Your answer must be a single number: how many lines in the records include the word "recording".

Extracted information section start

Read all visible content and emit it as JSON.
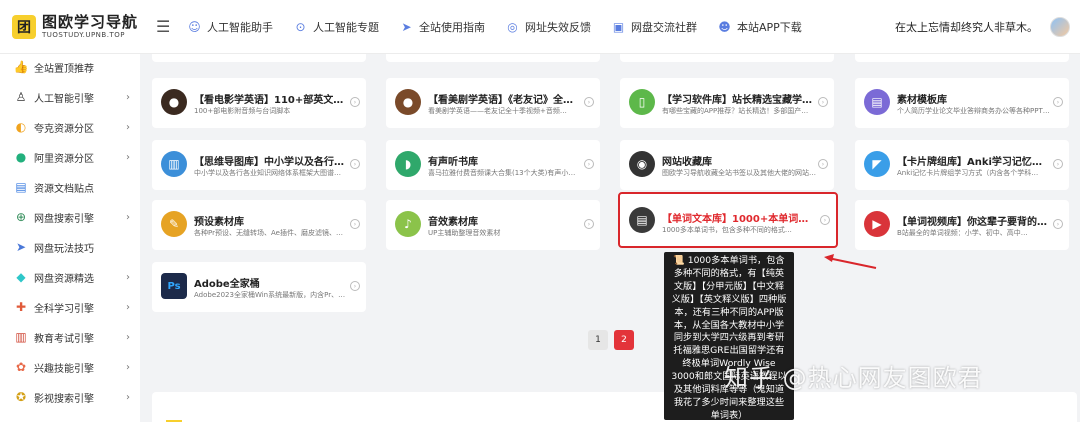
{
  "header": {
    "logo_mark": "团",
    "logo_title": "图欧学习导航",
    "logo_sub": "TUOSTUDY.UPNB.TOP",
    "menu_icon": "menu-icon",
    "nav": [
      {
        "label": "人工智能助手",
        "icon": "☺"
      },
      {
        "label": "人工智能专题",
        "icon": "⊙"
      },
      {
        "label": "全站使用指南",
        "icon": "➤"
      },
      {
        "label": "网址失效反馈",
        "icon": "◎"
      },
      {
        "label": "网盘交流社群",
        "icon": "▣"
      },
      {
        "label": "本站APP下载",
        "icon": "☻"
      }
    ],
    "motto": "在太上忘情却终究人非草木。"
  },
  "sidebar": {
    "items": [
      {
        "label": "全站置顶推荐",
        "icon": "👍",
        "chevron": false
      },
      {
        "label": "人工智能引擎",
        "icon": "♙",
        "chevron": true
      },
      {
        "label": "夸克资源分区",
        "icon": "◐",
        "chevron": true
      },
      {
        "label": "阿里资源分区",
        "icon": "●",
        "chevron": true
      },
      {
        "label": "资源文档贴点",
        "icon": "▤",
        "chevron": false
      },
      {
        "label": "网盘搜索引擎",
        "icon": "⊕",
        "chevron": true
      },
      {
        "label": "网盘玩法技巧",
        "icon": "➤",
        "chevron": false
      },
      {
        "label": "网盘资源精选",
        "icon": "◆",
        "chevron": true
      },
      {
        "label": "全科学习引擎",
        "icon": "✚",
        "chevron": true
      },
      {
        "label": "教育考试引擎",
        "icon": "▥",
        "chevron": true
      },
      {
        "label": "兴趣技能引擎",
        "icon": "✿",
        "chevron": true
      },
      {
        "label": "影视搜索引擎",
        "icon": "✪",
        "chevron": true
      }
    ]
  },
  "cards": [
    {
      "title": "【看电影学英语】110+部英文动画电…",
      "desc": "100+部电影附音频与台词脚本",
      "thumb": "●",
      "color": "#3b2a20"
    },
    {
      "title": "【看美剧学英语】《老友记》全十季 …",
      "desc": "看美剧学英语——老友记全十季视频+音频…",
      "thumb": "●",
      "color": "#7a4a2a"
    },
    {
      "title": "【学习软件库】站长精选宝藏学习APP…",
      "desc": "有哪些宝藏的APP推荐？站长精选！多部国产…",
      "thumb": "▯",
      "color": "#5db84a"
    },
    {
      "title": "素材模板库",
      "desc": "个人简历学业论文毕业答辩商务办公等各种PPT…",
      "thumb": "▤",
      "color": "#7b6ad6"
    },
    {
      "title": "【思维导图库】中小学以及各行各业知…",
      "desc": "中小学以及各行各业知识网络体系框架大图谱…",
      "thumb": "▥",
      "color": "#3c8fd9"
    },
    {
      "title": "有声听书库",
      "desc": "喜马拉雅付费音频课大合集(13个大类)有声小…",
      "thumb": "◗",
      "color": "#2fa86b"
    },
    {
      "title": "网站收藏库",
      "desc": "图欧学习导航收藏全站书签以及其他大佬的网站…",
      "thumb": "◉",
      "color": "#333333"
    },
    {
      "title": "【卡片牌组库】Anki学习记忆卡片牌组…",
      "desc": "Anki记忆卡片牌组学习方式（内含各个学科…",
      "thumb": "◤",
      "color": "#3a9ee8"
    },
    {
      "title": "预设素材库",
      "desc": "各种Pr预设、无缝转场、Ae插件、磨皮滤镜、…",
      "thumb": "✎",
      "color": "#e6a324"
    },
    {
      "title": "音效素材库",
      "desc": "UP主辅助整理音效素材",
      "thumb": "♪",
      "color": "#8bc34a"
    },
    {
      "title": "【单词文本库】1000+本单词表，多格…",
      "desc": "1000多本单词书，包含多种不同的格式…",
      "thumb": "▤",
      "color": "#3a3a3a",
      "prefix": "📜"
    },
    {
      "title": "【单词视频库】你这辈子要背的单词都…",
      "desc": "B站最全的单词视频：小学、初中、高中…",
      "thumb": "▶",
      "color": "#d9343a",
      "prefix": "⚪"
    },
    {
      "title": "Adobe全家桶",
      "desc": "Adobe2023全家桶Win系统最新版，内含Pr、…",
      "thumb": "Ps",
      "color": "#1c2a4a"
    }
  ],
  "pagination": {
    "pages": [
      "1",
      "2"
    ],
    "current": "2"
  },
  "tooltip": {
    "text": "📜 1000多本单词书，包含多种不同的格式，有【纯英文版】【分甲元版】【中文释义版】【英文释义版】四种版本，还有三种不同的APP版本，从全国各大教材中小学同步到大学四六级再到考研托福雅思GRE出国留学还有终极单词Wordly Wise 3000和郎文国际英语教程以及其他词料库等等（鬼知道我花了多少时间来整理这些单词表）"
  },
  "watermark": "知乎 @热心网友图欧君"
}
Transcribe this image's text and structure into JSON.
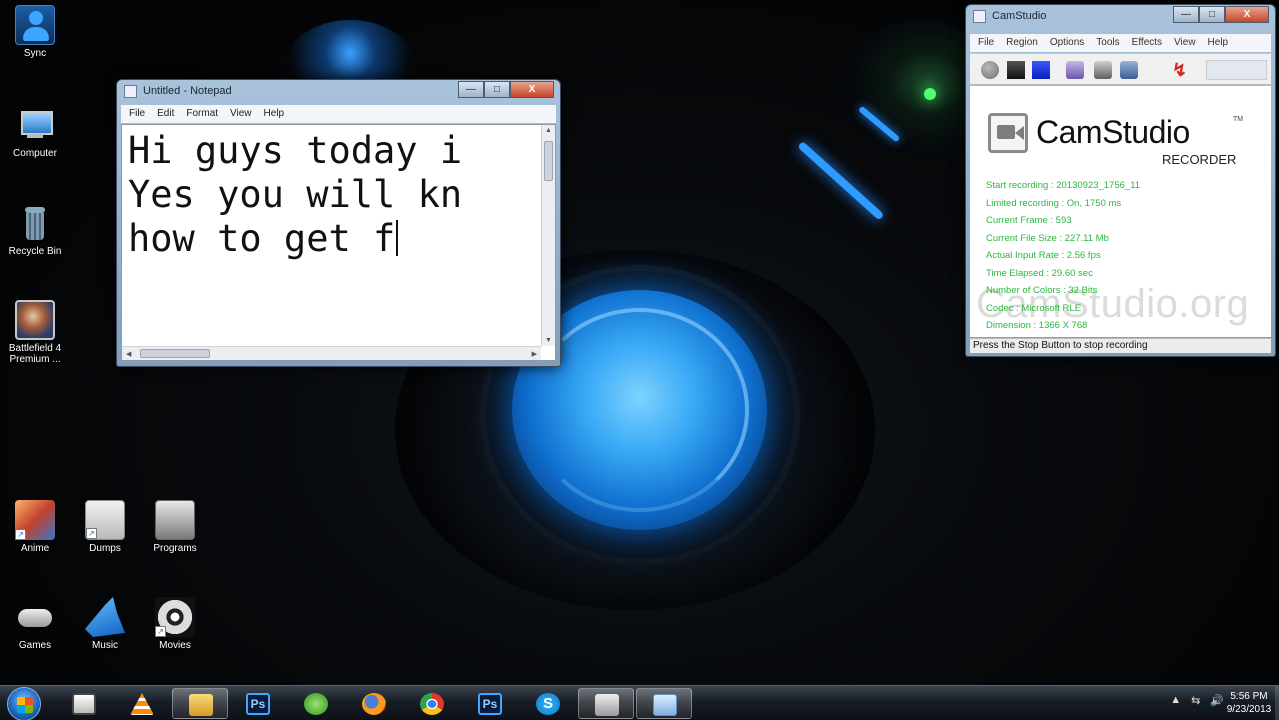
{
  "desktop": {
    "icons_left": [
      {
        "label": "Sync",
        "icon": "user-sync-icon"
      },
      {
        "label": "Computer",
        "icon": "computer-icon"
      },
      {
        "label": "Recycle Bin",
        "icon": "recycle-bin-icon"
      },
      {
        "label": "Battlefield 4 Premium ...",
        "icon": "battlefield-game-icon"
      }
    ],
    "icons_bottom": [
      {
        "label": "Anime",
        "icon": "anime-folder-icon"
      },
      {
        "label": "Dumps",
        "icon": "drive-icon"
      },
      {
        "label": "Programs",
        "icon": "drive-icon"
      },
      {
        "label": "Games",
        "icon": "gamepad-icon"
      },
      {
        "label": "Music",
        "icon": "music-icon"
      },
      {
        "label": "Movies",
        "icon": "film-reel-icon"
      }
    ]
  },
  "notepad": {
    "title": "Untitled - Notepad",
    "menu": [
      "File",
      "Edit",
      "Format",
      "View",
      "Help"
    ],
    "lines": [
      "Hi guys today i",
      "Yes you will kn",
      "how to get f"
    ]
  },
  "camstudio": {
    "title": "CamStudio",
    "menu": [
      "File",
      "Region",
      "Options",
      "Tools",
      "Effects",
      "View",
      "Help"
    ],
    "logo_name": "CamStudio",
    "logo_tm": "TM",
    "logo_sub": "RECORDER",
    "stats": [
      "Start recording : 20130923_1756_11",
      "Limited recording : On, 1750 ms",
      "Current Frame : 593",
      "Current File Size : 227.11 Mb",
      "Actual Input Rate : 2.56 fps",
      "Time Elapsed : 29.60 sec",
      "Number of Colors : 32 Bits",
      "Codec : Microsoft RLE",
      "Dimension : 1366 X 768"
    ],
    "watermark": "CamStudio.org",
    "status": "Press the Stop Button to stop recording"
  },
  "window_controls": {
    "minimize": "—",
    "maximize": "□",
    "close": "X"
  },
  "taskbar": {
    "items": [
      {
        "name": "media-center-icon"
      },
      {
        "name": "vlc-icon"
      },
      {
        "name": "windows-explorer-icon",
        "active": true
      },
      {
        "name": "photoshop-icon",
        "glyph": "Ps"
      },
      {
        "name": "utorrent-icon"
      },
      {
        "name": "firefox-icon"
      },
      {
        "name": "chrome-icon"
      },
      {
        "name": "photoshop-icon",
        "glyph": "Ps"
      },
      {
        "name": "skype-icon",
        "glyph": "S"
      },
      {
        "name": "camstudio-icon",
        "active": true
      },
      {
        "name": "notepad-icon",
        "active": true
      }
    ],
    "tray": [
      "▲",
      "⇆",
      "🔊"
    ],
    "time": "5:56 PM",
    "date": "9/23/2013"
  }
}
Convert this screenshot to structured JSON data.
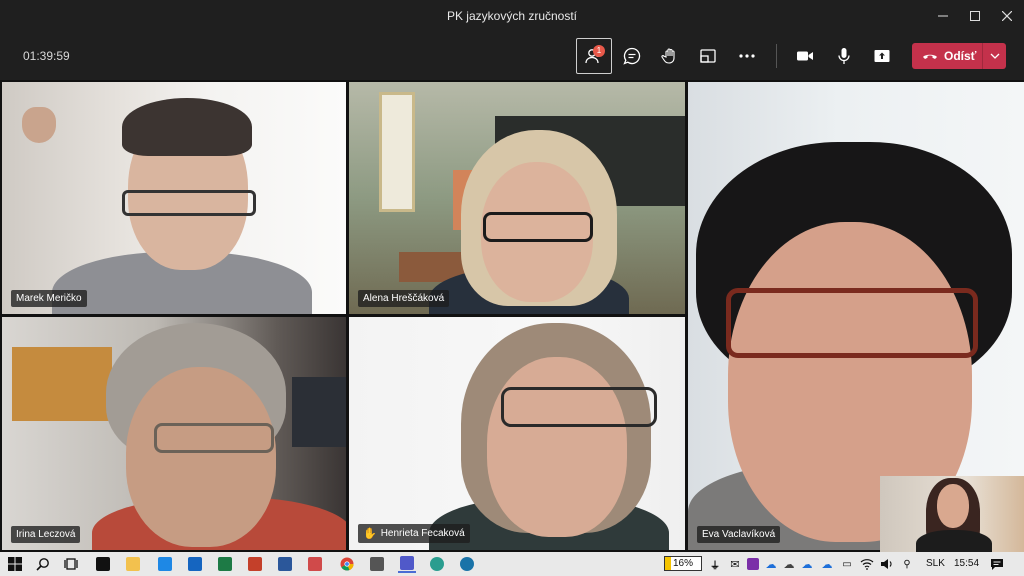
{
  "window": {
    "title": "PK jazykových zručností"
  },
  "toolbar": {
    "timer": "01:39:59",
    "participants_badge": "1",
    "leave_label": "Odísť",
    "colors": {
      "leave": "#c4314b",
      "badge": "#e8594a"
    }
  },
  "participants": [
    {
      "name": "Marek Meričko",
      "hand_raised": false
    },
    {
      "name": "Alena Hreščáková",
      "hand_raised": false
    },
    {
      "name": "Eva Vaclavíková",
      "hand_raised": false
    },
    {
      "name": "Irina Leczová",
      "hand_raised": false
    },
    {
      "name": "Henrieta Fecaková",
      "hand_raised": true
    }
  ],
  "taskbar": {
    "battery_percent": "16%",
    "battery_level": 0.16,
    "language": "SLK",
    "clock": "15:54"
  }
}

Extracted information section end

### Answer box
3